### [Task directions]
Filter out every line below that lacks "label", and copy the rest.

### [Extracted data]
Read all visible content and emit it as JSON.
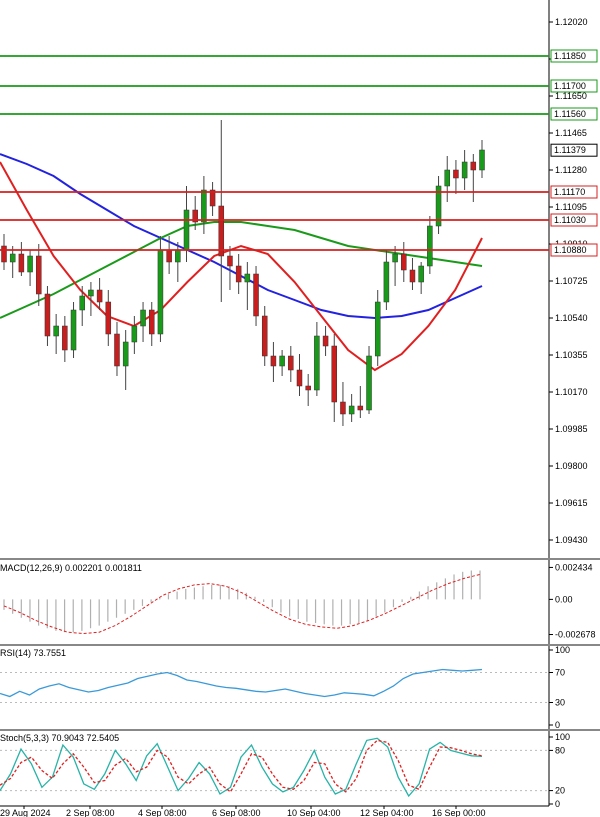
{
  "chart_data": {
    "type": "candlestick",
    "price_axis": {
      "ticks": [
        "1.12020",
        "1.11835",
        "1.11650",
        "1.11465",
        "1.11280",
        "1.11095",
        "1.10910",
        "1.10725",
        "1.10540",
        "1.10355",
        "1.10170",
        "1.09985",
        "1.09800",
        "1.09615",
        "1.09430"
      ],
      "ylim": [
        1.0934,
        1.1213
      ]
    },
    "current_price": {
      "label": "1.11379",
      "value": 1.11379
    },
    "levels": [
      {
        "label": "1.11850",
        "value": 1.1185,
        "color": "#1a9a1a"
      },
      {
        "label": "1.11700",
        "value": 1.117,
        "color": "#1a9a1a"
      },
      {
        "label": "1.11560",
        "value": 1.1156,
        "color": "#1a9a1a"
      },
      {
        "label": "1.11170",
        "value": 1.1117,
        "color": "#d42020"
      },
      {
        "label": "1.11030",
        "value": 1.1103,
        "color": "#d42020"
      },
      {
        "label": "1.10880",
        "value": 1.1088,
        "color": "#d42020"
      }
    ],
    "candles": [
      [
        1.109,
        1.1096,
        1.1078,
        1.1082
      ],
      [
        1.1082,
        1.109,
        1.1074,
        1.1086
      ],
      [
        1.1086,
        1.1092,
        1.1075,
        1.1077
      ],
      [
        1.1077,
        1.1088,
        1.107,
        1.1085
      ],
      [
        1.1085,
        1.1091,
        1.106,
        1.1066
      ],
      [
        1.1066,
        1.107,
        1.104,
        1.1045
      ],
      [
        1.1045,
        1.1056,
        1.1036,
        1.105
      ],
      [
        1.105,
        1.1055,
        1.1032,
        1.1038
      ],
      [
        1.1038,
        1.1062,
        1.1034,
        1.1058
      ],
      [
        1.1058,
        1.107,
        1.105,
        1.1065
      ],
      [
        1.1065,
        1.1072,
        1.1055,
        1.1068
      ],
      [
        1.1068,
        1.1074,
        1.1058,
        1.1062
      ],
      [
        1.1062,
        1.1068,
        1.104,
        1.1046
      ],
      [
        1.1046,
        1.1052,
        1.1025,
        1.103
      ],
      [
        1.103,
        1.1048,
        1.1018,
        1.1042
      ],
      [
        1.1042,
        1.1055,
        1.1036,
        1.105
      ],
      [
        1.105,
        1.1062,
        1.1042,
        1.1058
      ],
      [
        1.1058,
        1.1062,
        1.104,
        1.1046
      ],
      [
        1.1046,
        1.1095,
        1.1042,
        1.1088
      ],
      [
        1.1088,
        1.1095,
        1.1076,
        1.1082
      ],
      [
        1.1082,
        1.1092,
        1.1072,
        1.1088
      ],
      [
        1.1088,
        1.112,
        1.1082,
        1.1108
      ],
      [
        1.1108,
        1.1115,
        1.1098,
        1.1102
      ],
      [
        1.1102,
        1.1125,
        1.1096,
        1.1118
      ],
      [
        1.1118,
        1.1122,
        1.1105,
        1.111
      ],
      [
        1.111,
        1.1153,
        1.1062,
        1.1085
      ],
      [
        1.1085,
        1.109,
        1.1068,
        1.108
      ],
      [
        1.108,
        1.1086,
        1.1066,
        1.1072
      ],
      [
        1.1072,
        1.1082,
        1.1058,
        1.1076
      ],
      [
        1.1076,
        1.108,
        1.105,
        1.1055
      ],
      [
        1.1055,
        1.106,
        1.103,
        1.1035
      ],
      [
        1.1035,
        1.1042,
        1.1022,
        1.103
      ],
      [
        1.103,
        1.1038,
        1.1025,
        1.1035
      ],
      [
        1.1035,
        1.104,
        1.1022,
        1.1028
      ],
      [
        1.1028,
        1.1036,
        1.1015,
        1.102
      ],
      [
        1.102,
        1.1026,
        1.101,
        1.1018
      ],
      [
        1.1018,
        1.1052,
        1.1015,
        1.1045
      ],
      [
        1.1045,
        1.105,
        1.1035,
        1.104
      ],
      [
        1.104,
        1.1046,
        1.1002,
        1.1012
      ],
      [
        1.1012,
        1.1022,
        1.1,
        1.1006
      ],
      [
        1.1006,
        1.1016,
        1.1002,
        1.101
      ],
      [
        1.101,
        1.102,
        1.1004,
        1.1008
      ],
      [
        1.1008,
        1.104,
        1.1006,
        1.1035
      ],
      [
        1.1035,
        1.1068,
        1.103,
        1.1062
      ],
      [
        1.1062,
        1.1088,
        1.1058,
        1.1082
      ],
      [
        1.1082,
        1.109,
        1.107,
        1.1086
      ],
      [
        1.1086,
        1.1092,
        1.1072,
        1.1078
      ],
      [
        1.1078,
        1.1084,
        1.1068,
        1.1072
      ],
      [
        1.1072,
        1.1082,
        1.1066,
        1.108
      ],
      [
        1.108,
        1.1105,
        1.1076,
        1.11
      ],
      [
        1.11,
        1.1125,
        1.1096,
        1.112
      ],
      [
        1.112,
        1.1135,
        1.1112,
        1.1128
      ],
      [
        1.1128,
        1.1133,
        1.1116,
        1.1124
      ],
      [
        1.1124,
        1.1138,
        1.1118,
        1.1132
      ],
      [
        1.1132,
        1.1136,
        1.1112,
        1.1128
      ],
      [
        1.1128,
        1.1143,
        1.1124,
        1.1138
      ]
    ],
    "moving_averages": [
      {
        "color": "#2222e0",
        "values": [
          1.1136,
          1.1131,
          1.1125,
          1.1116,
          1.1108,
          1.11,
          1.1094,
          1.1088,
          1.1082,
          1.1075,
          1.1068,
          1.1063,
          1.1058,
          1.1055,
          1.1054,
          1.1055,
          1.1058,
          1.1064,
          1.107
        ]
      },
      {
        "color": "#1a9a1a",
        "values": [
          1.1054,
          1.106,
          1.1066,
          1.1073,
          1.108,
          1.1087,
          1.1094,
          1.11,
          1.1102,
          1.1102,
          1.11,
          1.1098,
          1.1094,
          1.109,
          1.1088,
          1.1086,
          1.1084,
          1.1082,
          1.108
        ]
      },
      {
        "color": "#e02020",
        "values": [
          1.1132,
          1.1108,
          1.1085,
          1.1068,
          1.1055,
          1.105,
          1.1058,
          1.1072,
          1.1085,
          1.109,
          1.1086,
          1.1072,
          1.1055,
          1.1038,
          1.1028,
          1.1036,
          1.105,
          1.1068,
          1.1094
        ]
      }
    ],
    "macd": {
      "label": "MACD(12,26,9) 0.002201 0.001811",
      "ticks": [
        "0.002434",
        "0.00",
        "-0.002678"
      ],
      "ylim": [
        -0.0034,
        0.003
      ],
      "histogram": [
        -0.0008,
        -0.0011,
        -0.0014,
        -0.0017,
        -0.002,
        -0.0022,
        -0.0024,
        -0.0025,
        -0.0025,
        -0.0024,
        -0.0022,
        -0.002,
        -0.0017,
        -0.0014,
        -0.0011,
        -0.0008,
        -0.0005,
        -0.0002,
        0.0001,
        0.0004,
        0.0006,
        0.0008,
        0.0009,
        0.001,
        0.0011,
        0.0011,
        0.001,
        0.0008,
        0.0005,
        0.0002,
        -0.0002,
        -0.0006,
        -0.001,
        -0.0013,
        -0.0015,
        -0.0017,
        -0.0018,
        -0.0019,
        -0.002,
        -0.002,
        -0.0019,
        -0.0018,
        -0.0016,
        -0.0013,
        -0.001,
        -0.0006,
        -0.0002,
        0.0002,
        0.0006,
        0.001,
        0.0013,
        0.0016,
        0.0019,
        0.0021,
        0.0022,
        0.0022
      ],
      "signal": [
        -0.0005,
        -0.001,
        -0.0016,
        -0.0021,
        -0.0025,
        -0.0026,
        -0.0025,
        -0.002,
        -0.0013,
        -0.0005,
        0.0003,
        0.0008,
        0.0011,
        0.0012,
        0.001,
        0.0005,
        -0.0002,
        -0.0009,
        -0.0015,
        -0.0019,
        -0.0021,
        -0.0022,
        -0.002,
        -0.0016,
        -0.0011,
        -0.0005,
        0.0001,
        0.0007,
        0.0012,
        0.0016,
        0.0019
      ]
    },
    "rsi": {
      "label": "RSI(14) 73.7551",
      "ticks": [
        "100",
        "70",
        "30",
        "0"
      ],
      "ylim": [
        0,
        100
      ],
      "values": [
        42,
        38,
        45,
        40,
        48,
        52,
        55,
        50,
        47,
        44,
        46,
        50,
        53,
        56,
        62,
        65,
        68,
        70,
        66,
        60,
        58,
        55,
        52,
        50,
        49,
        47,
        45,
        44,
        46,
        48,
        45,
        42,
        40,
        38,
        40,
        43,
        42,
        41,
        39,
        45,
        52,
        62,
        68,
        70,
        72,
        74,
        73,
        72,
        73,
        74
      ]
    },
    "stoch": {
      "label": "Stoch(5,3,3) 70.9043 72.5405",
      "ticks": [
        "100",
        "80",
        "20",
        "0"
      ],
      "ylim": [
        0,
        100
      ],
      "main": [
        20,
        45,
        82,
        60,
        25,
        40,
        88,
        70,
        30,
        22,
        45,
        80,
        60,
        35,
        72,
        90,
        55,
        20,
        38,
        62,
        45,
        15,
        25,
        70,
        88,
        55,
        30,
        18,
        25,
        50,
        80,
        40,
        15,
        22,
        60,
        95,
        98,
        85,
        40,
        12,
        30,
        82,
        92,
        80,
        76,
        72,
        71
      ],
      "signal": [
        28,
        38,
        62,
        70,
        50,
        38,
        60,
        75,
        55,
        32,
        35,
        58,
        68,
        48,
        55,
        80,
        70,
        40,
        30,
        45,
        55,
        30,
        18,
        45,
        75,
        70,
        45,
        25,
        22,
        35,
        62,
        60,
        30,
        18,
        38,
        80,
        95,
        92,
        65,
        28,
        22,
        55,
        85,
        84,
        80,
        75,
        72
      ]
    },
    "time_axis": [
      "29 Aug 2024",
      "2 Sep 08:00",
      "4 Sep 08:00",
      "6 Sep 08:00",
      "10 Sep 04:00",
      "12 Sep 04:00",
      "16 Sep 00:00"
    ]
  }
}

### [Answer for this exercise]
      "label": "1.11379",
        "label": "1.11850",
        "label": "1.11700",
        "label": "1.11560",
        "label": "1.11170",
        "label": "1.11030",
        "label": "1.10880",
      "label": "MACD(12,26,9) 0.002201 0.001811",
      "label": "RSI(14) 73.7551",
      "label": "Stoch(5,3,3) 70.9043 72.5405",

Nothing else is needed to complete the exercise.